With a gable end roof, decorative sash windows and patinated red bricks, this charming townhouse in London offers no hints to what sits inside. Daytrip Studio remodelled and redesigned the interiors with an approach that balances sensual organic forms with precise minimalism.
Filled with natural light, the three-story home maximises the living spaces. The studio worked closely with the client on a flexible layout that enables the home to adapt to their evolving lifestyle. Upon arrival, the hallway flows into rooms through large, full-height openings, creating spaces that offer maximum scale with generous circulation that can also be closed off for more quiet moments. Daytrip was keen to include sweeping curved walls at certain moments where rooms interlock to add softness and depth.
On the ground floor, a dramatic linear box window links up with large, contemporary oak frame windows. With the kitchen at the front, a generous living area leads onto a courtyard garden. The kitchen itself is designed to feel muted and statuesque with a vivid monolithic marble island and low-level back counter that runs seamlessly into an upholstered bench, creating a comfortable, connecting dining area. The designers pared the space back with only a few materials selected to enhance the interior’s natural qualities.

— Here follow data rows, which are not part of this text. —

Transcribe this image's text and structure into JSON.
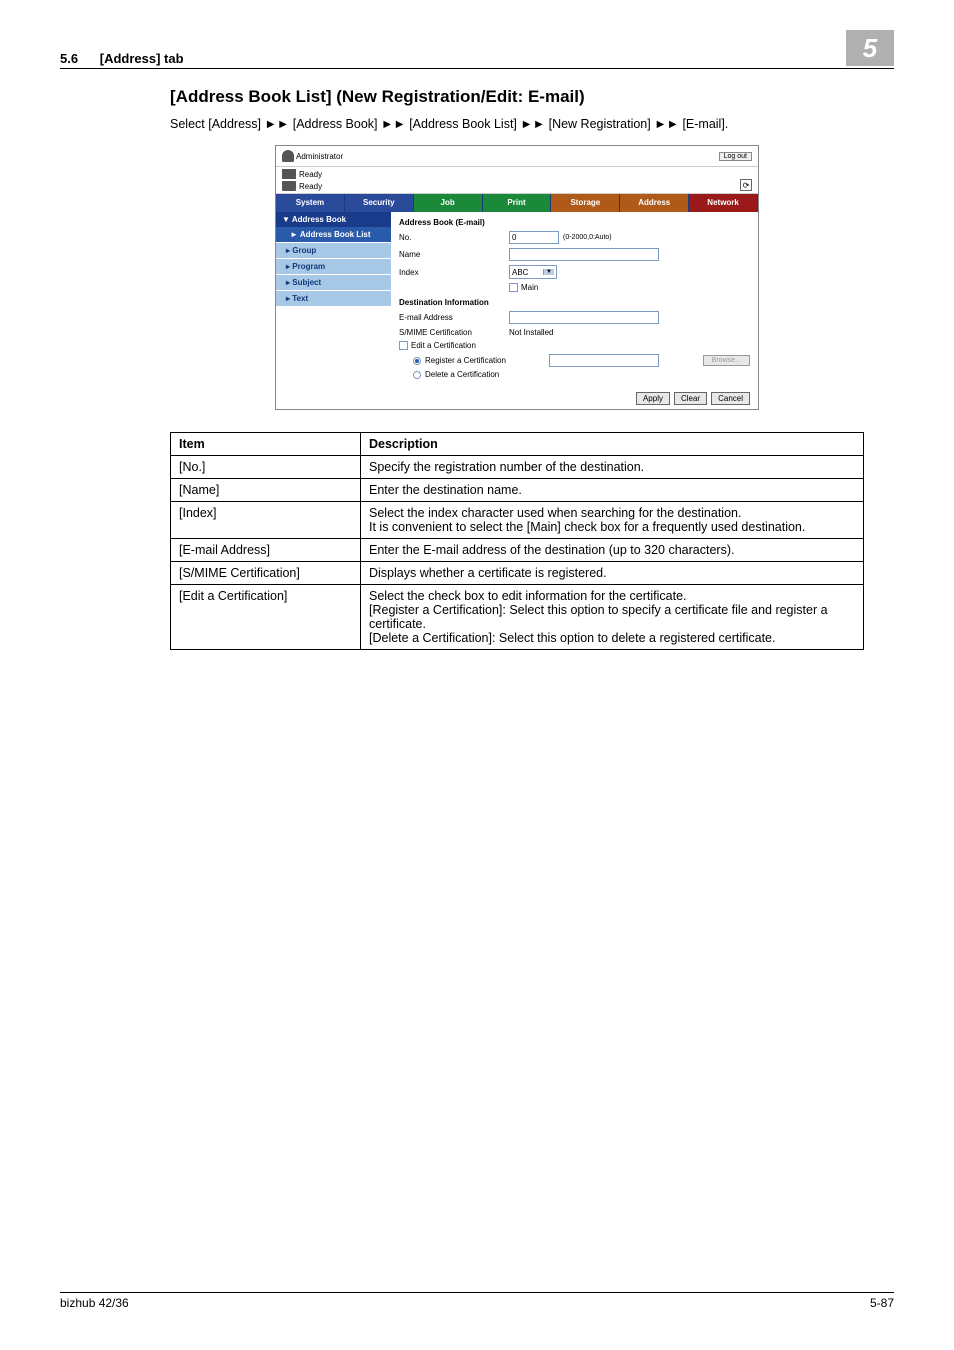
{
  "header": {
    "section_no": "5.6",
    "section_title": "[Address] tab",
    "chapter": "5"
  },
  "section": {
    "title": "[Address Book List] (New Registration/Edit: E-mail)",
    "breadcrumb_prefix": "Select ",
    "bc1": "[Address]",
    "bc2": "[Address Book]",
    "bc3": "[Address Book List]",
    "bc4": "[New Registration]",
    "bc5": "[E-mail].",
    "sep": " ►► "
  },
  "screenshot": {
    "admin_label": "Administrator",
    "logout": "Log out",
    "ready1": "Ready",
    "ready2": "Ready",
    "tabs": {
      "system": "System",
      "security": "Security",
      "job": "Job",
      "print": "Print",
      "storage": "Storage",
      "address": "Address",
      "network": "Network"
    },
    "side": {
      "address_book": "▼ Address Book",
      "address_book_list": "► Address Book List",
      "group": "Group",
      "program": "Program",
      "subject": "Subject",
      "text": "Text"
    },
    "form": {
      "heading1": "Address Book (E-mail)",
      "no_label": "No.",
      "no_value": "0",
      "no_hint": "(0-2000,0:Auto)",
      "name_label": "Name",
      "index_label": "Index",
      "index_value": "ABC",
      "main_label": "Main",
      "heading2": "Destination Information",
      "email_label": "E-mail Address",
      "smime_label": "S/MIME Certification",
      "smime_value": "Not Installed",
      "edit_cert_label": "Edit a Certification",
      "register_cert": "Register a Certification",
      "delete_cert": "Delete a Certification",
      "browse": "Browse...",
      "apply": "Apply",
      "clear": "Clear",
      "cancel": "Cancel"
    }
  },
  "table": {
    "h_item": "Item",
    "h_desc": "Description",
    "rows": [
      {
        "item": "[No.]",
        "desc": "Specify the registration number of the destination."
      },
      {
        "item": "[Name]",
        "desc": "Enter the destination name."
      },
      {
        "item": "[Index]",
        "desc": "Select the index character used when searching for the destination.\nIt is convenient to select the [Main] check box for a frequently used destination."
      },
      {
        "item": "[E-mail Address]",
        "desc": "Enter the E-mail address of the destination (up to 320 characters)."
      },
      {
        "item": "[S/MIME Certification]",
        "desc": "Displays whether a certificate is registered."
      },
      {
        "item": "[Edit a Certification]",
        "desc": "Select the check box to edit information for the certificate.\n[Register a Certification]: Select this option to specify a certificate file and register a certificate.\n[Delete a Certification]: Select this option to delete a registered certificate."
      }
    ]
  },
  "footer": {
    "model": "bizhub 42/36",
    "page": "5-87"
  }
}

Polished poured concrete flooring is used on the ground floor, continuing out to the garden. Wide prime oak timber flooring is used throughout the rest of the house. Cloudy marbles from the ‘Macabus Fantasy’ and ‘Perla Veneta’ feature in key rooms such as the kitchen and bathrooms, complemented with painterly cementitious walls and lime paints. Generous, full walls of linen curtain fabric add softness and sumptuous texture in bedrooms paired with a Tokyo-inspired bathroom, cocooned in floor-to-ceiling milky-white mosaic tiles.
If the interiors are minimalist, the furnishings are anything but. Curated by Sophie Pearce of Beton Brut, a range of antique and mid-century furniture, along with pieces by contemporary makers finish off the space.
There are David Horan’s tactile ‘Paper’ pieces that explore French and Japanese decoupage techniques, and Benni Allan’s Low Collection of curvilinear, timber furniture, in blackened oak that balances that ‘between art and function’ vibe. Together, the interiors and furnishings capture the essence of a truly modern way of living.
[Images courtesy of Daytrip Studio. Photography by Gareth Hacker.]